Rin nodded and took her father's hand. "Of course! Anything for you, dear Father."
The king's voice was faint as he spoke next. "Promise me that you'll rule this land with a fair hand. My darling Rin…Rin…"
The king gave a stark breath and fell still on his bed. The people gathered bowed their heads in respect at the king's passing. Rin pressed her face into the sheets, pretending to cry. But she was far from sad. With her father gone, there was nothing stopping her from getting what she wanted.
The funeral for the king was met with much grieving, as the people had loved him quite dearly. They lined the streets, dressed in their finest as the king's funeral carriage passed by. Some were even throwing flowers. Rin sat inside the carriage, her gaze fixed straight ahead and expressionless. Len was seated next to the carriage driver, his head low. His eyes drifted across the people of the city. He saw each face as a threat to his princess. His heart became hardened that day as he made a vow.
"Even if the entire world becomes your enemy, I'll become your evil for you."
Rin's coronation was held a week after the funeral, to respect the mourning time for the dead. The ceremony was extremely elaborate, costing more money that was in the coffers. When Rin was told of the problem, she merely sniffed and said:
"Just raise the taxes. Collect twice as much as before. That should fix things."
The treasurer was appalled by her degree, but since he valued his life more than the well being of the people, he carried it out. The taxes were raised and money once again filled the castle's coffers.
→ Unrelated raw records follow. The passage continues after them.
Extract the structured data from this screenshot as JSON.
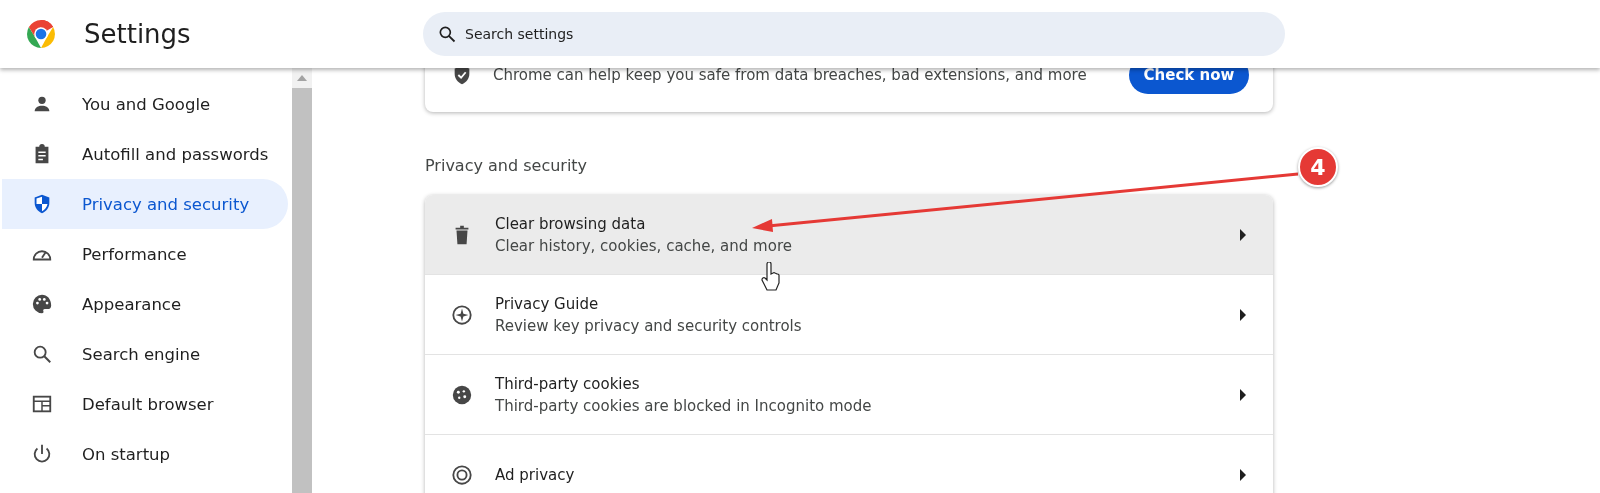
{
  "header": {
    "title": "Settings",
    "search": {
      "placeholder": "Search settings"
    }
  },
  "sidebar": {
    "items": [
      {
        "label": "You and Google",
        "kind": "person",
        "selected": false
      },
      {
        "label": "Autofill and passwords",
        "kind": "clipboard",
        "selected": false
      },
      {
        "label": "Privacy and security",
        "kind": "shield",
        "selected": true
      },
      {
        "label": "Performance",
        "kind": "gauge",
        "selected": false
      },
      {
        "label": "Appearance",
        "kind": "palette",
        "selected": false
      },
      {
        "label": "Search engine",
        "kind": "search",
        "selected": false
      },
      {
        "label": "Default browser",
        "kind": "browser",
        "selected": false
      },
      {
        "label": "On startup",
        "kind": "power",
        "selected": false
      }
    ]
  },
  "safety_card": {
    "text": "Chrome can help keep you safe from data breaches, bad extensions, and more",
    "button": "Check now"
  },
  "section": {
    "title": "Privacy and security",
    "rows": [
      {
        "kind": "trash",
        "title": "Clear browsing data",
        "subtitle": "Clear history, cookies, cache, and more",
        "hovered": true
      },
      {
        "kind": "compass",
        "title": "Privacy Guide",
        "subtitle": "Review key privacy and security controls",
        "hovered": false
      },
      {
        "kind": "cookie",
        "title": "Third-party cookies",
        "subtitle": "Third-party cookies are blocked in Incognito mode",
        "hovered": false
      },
      {
        "kind": "ad",
        "title": "Ad privacy",
        "hovered": false
      }
    ]
  },
  "annotation": {
    "label": "4"
  }
}
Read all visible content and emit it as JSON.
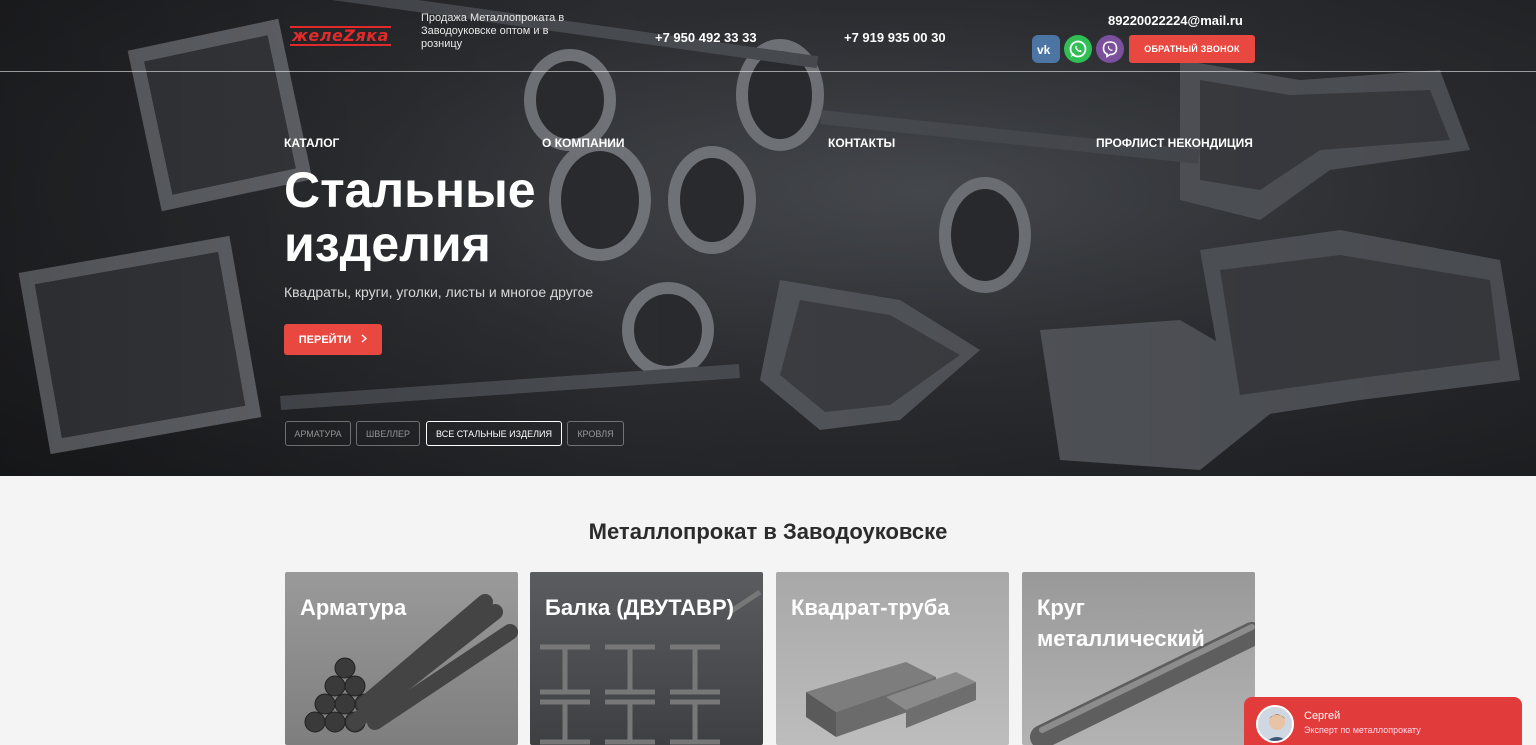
{
  "header": {
    "logo_text": "жeлeZяка",
    "tagline": "Продажа Металлопроката в Заводоуковске оптом и в розницу",
    "phone1": "+7 950 492 33 33",
    "phone2": "+7 919 935 00 30",
    "email": "89220022224@mail.ru",
    "callback_label": "ОБРАТНЫЙ ЗВОНОК",
    "social_icons": [
      "vk-icon",
      "whatsapp-icon",
      "viber-icon"
    ]
  },
  "nav": {
    "items": [
      "КАТАЛОГ",
      "О КОМПАНИИ",
      "КОНТАКТЫ",
      "ПРОФЛИСТ НЕКОНДИЦИЯ"
    ]
  },
  "hero": {
    "title": "Стальные изделия",
    "subtitle": "Квадраты, круги, уголки, листы и многое другое",
    "button_label": "ПЕРЕЙТИ",
    "button_icon": "chevron-right-icon",
    "chips": [
      "АРМАТУРА",
      "ШВЕЛЛЕР",
      "ВСЕ СТАЛЬНЫЕ ИЗДЕЛИЯ",
      "КРОВЛЯ"
    ],
    "active_chip": "ВСЕ СТАЛЬНЫЕ ИЗДЕЛИЯ"
  },
  "catalog": {
    "title": "Металлопрокат в Заводоуковске",
    "cards": [
      "Арматура",
      "Балка (ДВУТАВР)",
      "Квадрат-труба",
      "Круг металлический"
    ]
  },
  "chat": {
    "name": "Сергей",
    "role": "Эксперт по металлопрокату"
  },
  "colors": {
    "accent": "#e8483f",
    "logo_red": "#e12b2b",
    "chat_red": "#e23b3b"
  }
}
One day, Rin sat in her bedroom stretched out on her bed. Her room was littered with the things she had squandered money on; toys from other countries, expensive furniture and vases upon vases of the rarest flowers in the world. Len was tending to one of the vases when Rin sat up and beckoned him.
"Len! Come brush my hair! The maid who was assigned to do it hasn't come yet. I should have her hanged for ignoring me!"
Len set the watering can on the small in-table and went over to Rin. He picked up her hair brush and started smoothing out her short hair. Rin hummed to herself while Len combed. She seemed in a rather chipper mood.
"Guess what?" she asked Len. "I met a boy last night."
Len's expression didn't change. "Is that so, Princess?"
Rin smiled a genuine smile. "Yep. He's the prince of the neighboring country, the one Daddy was at war with. He came as a peace ambassador."
"How nice," Len said flatly.
Rin's face brightened even more. "And I get to see him again tonight! Whee, I'm so excited! OW! Don't brush so hard, you'll put out my hair!"
The hand that held the brush dropped to Len's side. "I am sorry, Princess. Forgive me."
Rin waved her hand. "It's no matter. I'm in a good mood today anyway. Now, it's almost tea time. Go get it ready!"
Len left the room, his face devoid of emotion as it had been since the funeral of the king. There was something the princess's old nursemaid had told him before the king had died. She had begged of him not to tell the princess, since she would use it to her own advantage. Len had promised, but it was hard keeping it locked inside. He would not tell his princess, not only for her sake, but his as well. No one was to know except him.